Input section start

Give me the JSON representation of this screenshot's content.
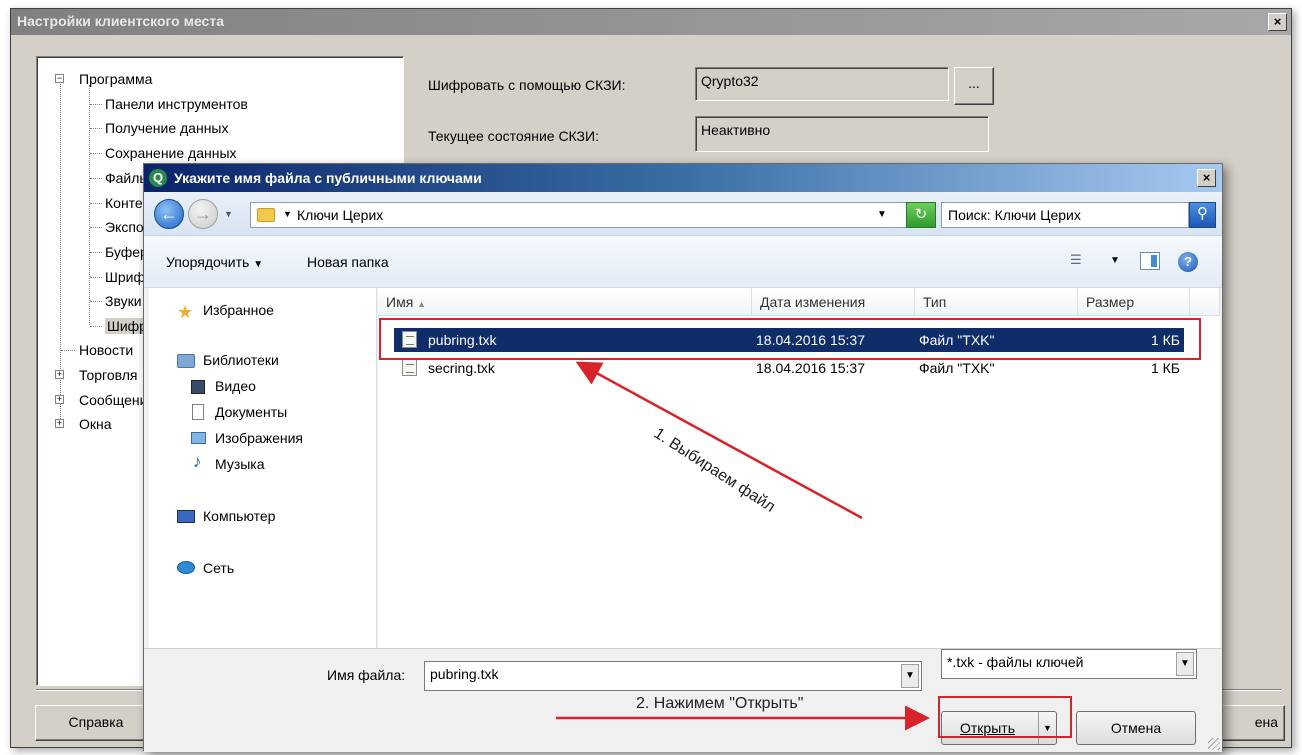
{
  "outer": {
    "title": "Настройки клиентского места",
    "close": "×",
    "tree": [
      {
        "label": "Программа",
        "level": 0,
        "exp": "−"
      },
      {
        "label": "Панели инструментов",
        "level": 1
      },
      {
        "label": "Получение данных",
        "level": 1
      },
      {
        "label": "Сохранение данных",
        "level": 1
      },
      {
        "label": "Файлы",
        "level": 1
      },
      {
        "label": "Контекст",
        "level": 1
      },
      {
        "label": "Экспорт",
        "level": 1
      },
      {
        "label": "Буфер",
        "level": 1
      },
      {
        "label": "Шрифт",
        "level": 1
      },
      {
        "label": "Звуки",
        "level": 1
      },
      {
        "label": "Шифр",
        "level": 1
      },
      {
        "label": "Новости",
        "level": 0
      },
      {
        "label": "Торговля",
        "level": 0,
        "exp": "+"
      },
      {
        "label": "Сообщения",
        "level": 0,
        "exp": "+"
      },
      {
        "label": "Окна",
        "level": 0,
        "exp": "+"
      }
    ],
    "encrypt_label": "Шифровать с помощью СКЗИ:",
    "encrypt_value": "Qrypto32",
    "browse_btn": "...",
    "state_label": "Текущее состояние СКЗИ:",
    "state_value": "Неактивно",
    "help_btn": "Справка",
    "cancel_btn_partial": "ена"
  },
  "file_dialog": {
    "icon_letter": "Q",
    "title": "Укажите имя файла с публичными ключами",
    "close": "×",
    "address": "Ключи Церих",
    "search_placeholder": "Поиск: Ключи Церих",
    "toolbar": {
      "organize": "Упорядочить",
      "new_folder": "Новая папка"
    },
    "nav": {
      "favorites": "Избранное",
      "libraries": "Библиотеки",
      "video": "Видео",
      "documents": "Документы",
      "images": "Изображения",
      "music": "Музыка",
      "computer": "Компьютер",
      "network": "Сеть"
    },
    "columns": {
      "name": "Имя",
      "date": "Дата изменения",
      "type": "Тип",
      "size": "Размер"
    },
    "files": [
      {
        "name": "pubring.txk",
        "date": "18.04.2016 15:37",
        "type": "Файл \"TXK\"",
        "size": "1 КБ",
        "selected": true
      },
      {
        "name": "secring.txk",
        "date": "18.04.2016 15:37",
        "type": "Файл \"TXK\"",
        "size": "1 КБ",
        "selected": false
      }
    ],
    "filename_label": "Имя файла:",
    "filename_value": "pubring.txk",
    "filter_value": "*.txk - файлы ключей",
    "open_btn": "Открыть",
    "cancel_btn": "Отмена"
  },
  "annotations": {
    "step1": "1. Выбираем файл",
    "step2": "2. Нажимем \"Открыть\""
  },
  "colors": {
    "highlight": "#d8232a",
    "selection": "#0f2c6b"
  }
}
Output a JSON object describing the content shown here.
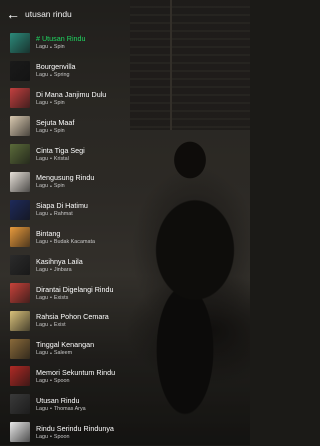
{
  "header": {
    "title": "utusan rindu"
  },
  "songs": [
    {
      "title": "# Utusan Rindu",
      "type": "Lagu",
      "artist": "Spin",
      "active": true,
      "thumb": "#2c8a7a"
    },
    {
      "title": "Bourgenvilla",
      "type": "Lagu",
      "artist": "Spring",
      "thumb": "#1a1a1a"
    },
    {
      "title": "Di Mana Janjimu Dulu",
      "type": "Lagu",
      "artist": "Spin",
      "thumb": "#c3403f"
    },
    {
      "title": "Sejuta Maaf",
      "type": "Lagu",
      "artist": "Spin",
      "thumb": "#d9c9b0"
    },
    {
      "title": "Cinta Tiga Segi",
      "type": "Lagu",
      "artist": "Kristal",
      "thumb": "#5b6b3a"
    },
    {
      "title": "Mengusung Rindu",
      "type": "Lagu",
      "artist": "Spin",
      "thumb": "#e6e0d8"
    },
    {
      "title": "Siapa Di Hatimu",
      "type": "Lagu",
      "artist": "Rahmat",
      "thumb": "#1e2a5a"
    },
    {
      "title": "Bintang",
      "type": "Lagu",
      "artist": "Budak Kacamata",
      "thumb": "#e89a3c"
    },
    {
      "title": "Kasihnya Laila",
      "type": "Lagu",
      "artist": "Jinbara",
      "thumb": "#2b2b2b"
    },
    {
      "title": "Dirantai Digelangi Rindu",
      "type": "Lagu",
      "artist": "Exists",
      "thumb": "#c7423a"
    },
    {
      "title": "Rahsia Pohon Cemara",
      "type": "Lagu",
      "artist": "Exist",
      "thumb": "#d8c07a"
    },
    {
      "title": "Tinggal Kenangan",
      "type": "Lagu",
      "artist": "Saleem",
      "thumb": "#8a6a3a"
    },
    {
      "title": "Memori Sekuntum Rindu",
      "type": "Lagu",
      "artist": "Spoon",
      "thumb": "#b02a25"
    },
    {
      "title": "Utusan Rindu",
      "type": "Lagu",
      "artist": "Thomas Arya",
      "thumb": "#3a3a3a"
    },
    {
      "title": "Rindu Serindu Rindunya",
      "type": "Lagu",
      "artist": "Spoon",
      "thumb": "#e8e8e8"
    }
  ]
}
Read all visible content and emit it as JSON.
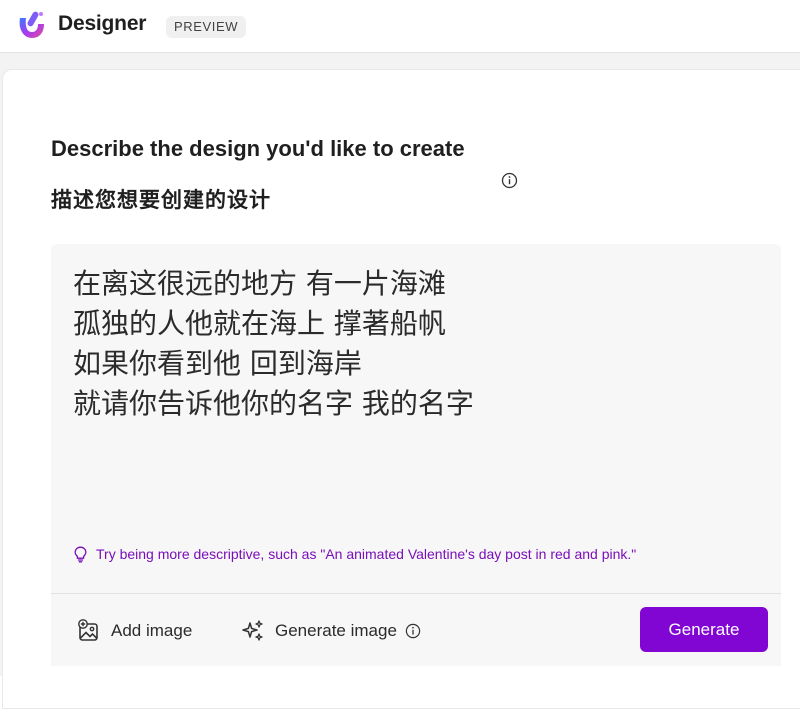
{
  "app": {
    "name": "Designer",
    "badge": "PREVIEW",
    "logo_icon": "designer-logo-icon",
    "accent_color": "#8106d4"
  },
  "main": {
    "heading_en": "Describe the design you'd like to create",
    "heading_zh": "描述您想要创建的设计",
    "prompt": {
      "value": "在离这很远的地方 有一片海滩\n孤独的人他就在海上 撑著船帆\n如果你看到他 回到海岸\n就请你告诉他你的名字 我的名字",
      "tip": "Try being more descriptive, such as \"An animated Valentine's day post in red and pink.\"",
      "tip_color": "#7a0fb8"
    },
    "toolbar": {
      "add_image_label": "Add image",
      "generate_image_label": "Generate image",
      "generate_label": "Generate"
    }
  }
}
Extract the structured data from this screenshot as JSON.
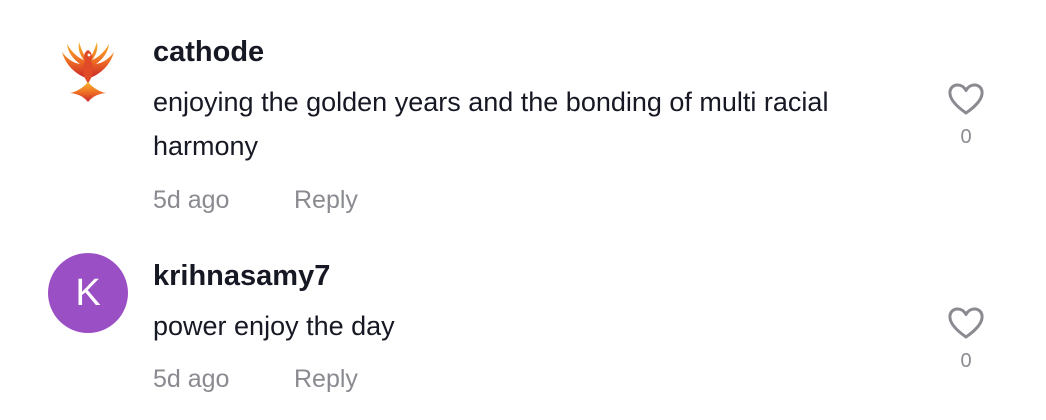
{
  "comments": [
    {
      "username": "cathode",
      "avatar_icon": "phoenix-logo",
      "text": "enjoying the golden years and the bonding of multi racial harmony",
      "time": "5d ago",
      "reply_label": "Reply",
      "likes": "0"
    },
    {
      "username": "krihnasamy7",
      "avatar_letter": "K",
      "avatar_color": "#9b4fc4",
      "text": "power enjoy the day",
      "time": "5d ago",
      "reply_label": "Reply",
      "likes": "0"
    }
  ],
  "colors": {
    "username": "#161823",
    "meta": "#8a8b91"
  }
}
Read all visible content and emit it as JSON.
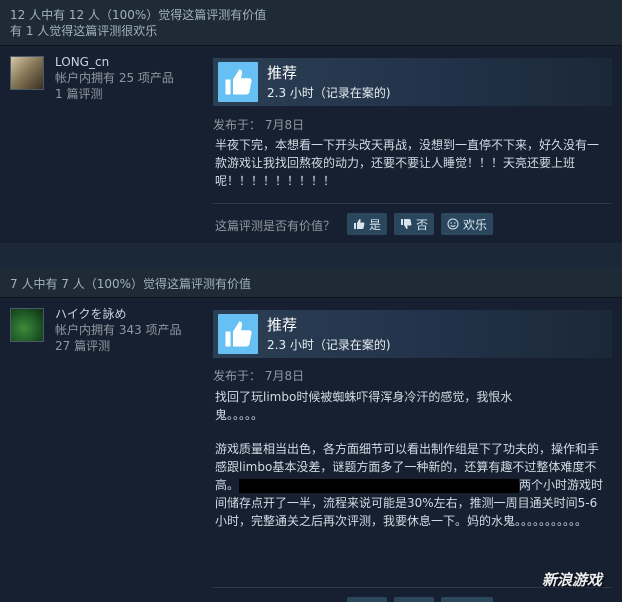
{
  "reviews": [
    {
      "helpful_line1": "12 人中有 12 人（100%）觉得这篇评测有价值",
      "helpful_line2": "有 1 人觉得这篇评测很欢乐",
      "user_name": "LONG_cn",
      "products_owned": "帐户内拥有 25 项产品",
      "review_count": "1 篇评测",
      "recommend": "推荐",
      "hours": "2.3 小时（记录在案的)",
      "posted": "发布于：  7月8日",
      "text": "半夜下完，本想看一下开头改天再战，没想到一直停不下来，好久没有一款游戏让我找回熬夜的动力，还要不要让人睡觉！！！天亮还要上班呢！！！！！！！！！"
    },
    {
      "helpful_line1": "7 人中有 7 人（100%）觉得这篇评测有价值",
      "user_name": "ハイクを詠め",
      "products_owned": "帐户内拥有 343 项产品",
      "review_count": "27 篇评测",
      "recommend": "推荐",
      "hours": "2.3 小时（记录在案的)",
      "posted": "发布于：  7月8日",
      "text_p1": "找回了玩limbo时候被蜘蛛吓得浑身冷汗的感觉，我恨水鬼。。。。。",
      "text_p2a": "游戏质量相当出色，各方面细节可以看出制作组是下了功夫的，操作和手感跟limbo基本没差，谜题方面多了一种新的，还算有趣不过整体难度不高。",
      "text_p2b": "两个小时游戏时间储存点开了一半，流程来说可能是30%左右，推测一周目通关时间5-6小时，完整通关之后再次评测，我要休息一下。妈的水鬼。。。。。。。。。。。"
    }
  ],
  "helpful_question": "这篇评测是否有价值？",
  "vote_yes": "是",
  "vote_no": "否",
  "vote_funny": "欢乐",
  "watermark": "新浪游戏",
  "colors": {
    "background": "#1b2838",
    "accent": "#66c0f4",
    "button": "#2a475e"
  }
}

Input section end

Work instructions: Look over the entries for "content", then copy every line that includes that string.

Output:
Give me the JSON representation of this screenshot's content.
Output a JSON object describing the content shown here.
Read all visible content and emit it as JSON.
Read all visible content and emit it as JSON.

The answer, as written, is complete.